“A lot of the items that we produce, like our fried rice and things like that, are made with a gluten-free soy sauce, even our barbecue sauce is gluten-free,” Pessink said. “As far as the vegan goes, we have the black bean burger, and we have a veggie burger that we put out in the regular. The veggie burger isn’t vegan, because I think they use egg, but the black bean burgers are.”
To receive these modifications for one’s meal, it is important to communicate with the cafeteria staff beforehand.

PIcture of watermelon in a bowl

Aramark and TJC’s Food Service Director, Jim Wood, said, “We are 100% accessible through email, phone and personal visits. We can provide what the students need without exception to dietary restrictions if we know about it.”

Some ingredients included in the meals provided may contain things that contradict one’s restrictions, preferences or allergies. Meal cards have been provided to students to know exactly what is being placed into what they eat.

Due to the effects of COVID on items’ availability, substitutions have been made to certain ingredients used in the food served.
Wood mentions that the substitutions are similar to the original ingredients used. “I strongly encourage that if there’s a dish that they might have some questions about, ask before you eat. I’d rather hold the student for five minutes while we verify a recipe than for them to have an allergic reaction.”

With some options already available, some students still request that more food choices to be provided.
Nursing major Kyndal Serenko said, “I believe we should have more options to cater to give students a chance to have something good rather than just packaged items.”

Cafeteria administration makes a concerted effort to provide students with the comfort of home.
“This is an extension of these students’ homes. Our whole agenda here is to treat the students like you’re in your own kitchen,” Wood said. “We’re very open, very approachable and very transparent. But we’re not mind readers. But we can and will accommodate any reasonable request.”

Students can view meals served daily and weekly on the cafeteria’s website, There are vegetarian, vegan and some gluten-free food options available daily.
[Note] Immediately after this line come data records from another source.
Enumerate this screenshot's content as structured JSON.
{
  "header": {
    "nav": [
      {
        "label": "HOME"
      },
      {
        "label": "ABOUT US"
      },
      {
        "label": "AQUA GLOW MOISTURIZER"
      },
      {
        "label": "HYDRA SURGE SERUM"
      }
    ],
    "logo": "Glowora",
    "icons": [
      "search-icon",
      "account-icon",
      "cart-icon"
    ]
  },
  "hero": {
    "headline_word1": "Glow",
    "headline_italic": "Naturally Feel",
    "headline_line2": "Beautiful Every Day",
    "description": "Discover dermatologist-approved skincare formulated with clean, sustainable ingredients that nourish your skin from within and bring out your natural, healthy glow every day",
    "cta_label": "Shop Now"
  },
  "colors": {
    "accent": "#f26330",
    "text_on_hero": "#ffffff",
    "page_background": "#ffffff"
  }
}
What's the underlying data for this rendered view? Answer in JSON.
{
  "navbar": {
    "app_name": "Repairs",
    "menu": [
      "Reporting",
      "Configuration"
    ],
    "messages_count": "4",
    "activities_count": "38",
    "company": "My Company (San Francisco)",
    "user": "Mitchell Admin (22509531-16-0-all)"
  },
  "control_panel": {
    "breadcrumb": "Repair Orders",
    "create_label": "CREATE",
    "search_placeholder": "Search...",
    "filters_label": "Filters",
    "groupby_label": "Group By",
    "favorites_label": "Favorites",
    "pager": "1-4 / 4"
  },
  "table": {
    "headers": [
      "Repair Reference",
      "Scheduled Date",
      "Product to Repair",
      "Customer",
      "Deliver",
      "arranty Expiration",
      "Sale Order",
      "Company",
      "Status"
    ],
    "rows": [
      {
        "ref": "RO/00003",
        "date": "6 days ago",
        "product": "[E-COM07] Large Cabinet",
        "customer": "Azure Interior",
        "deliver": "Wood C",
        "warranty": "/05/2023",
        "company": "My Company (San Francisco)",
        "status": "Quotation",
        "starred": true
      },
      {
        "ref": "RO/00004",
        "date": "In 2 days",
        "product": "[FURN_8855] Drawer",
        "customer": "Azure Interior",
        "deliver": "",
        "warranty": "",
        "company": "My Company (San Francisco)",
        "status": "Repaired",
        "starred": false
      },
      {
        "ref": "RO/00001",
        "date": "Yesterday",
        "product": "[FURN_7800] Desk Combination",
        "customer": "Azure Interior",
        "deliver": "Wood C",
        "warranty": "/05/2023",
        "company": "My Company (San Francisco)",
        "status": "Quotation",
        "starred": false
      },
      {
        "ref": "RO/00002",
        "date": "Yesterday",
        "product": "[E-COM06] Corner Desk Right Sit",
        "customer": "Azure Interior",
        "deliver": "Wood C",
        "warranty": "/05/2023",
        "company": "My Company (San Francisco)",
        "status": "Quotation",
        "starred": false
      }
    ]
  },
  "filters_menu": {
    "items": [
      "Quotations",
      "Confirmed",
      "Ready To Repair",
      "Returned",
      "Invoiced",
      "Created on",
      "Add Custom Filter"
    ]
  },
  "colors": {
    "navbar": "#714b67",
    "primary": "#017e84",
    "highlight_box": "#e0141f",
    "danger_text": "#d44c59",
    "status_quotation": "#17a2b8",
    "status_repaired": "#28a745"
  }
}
Some examples being: oatmeal, fries, jasmine rice, broccoli and cauliflower, lo mein noodles and more.

There may not be a huge selection of vegan or gluten-free items due to the size of the campus and few students requests being received.
To make special requests that fit any
dietary restrictions or preferences, contact Wood by email at least 15 minutes before desired meal time at or Pessink by phone at (903) 510-2516.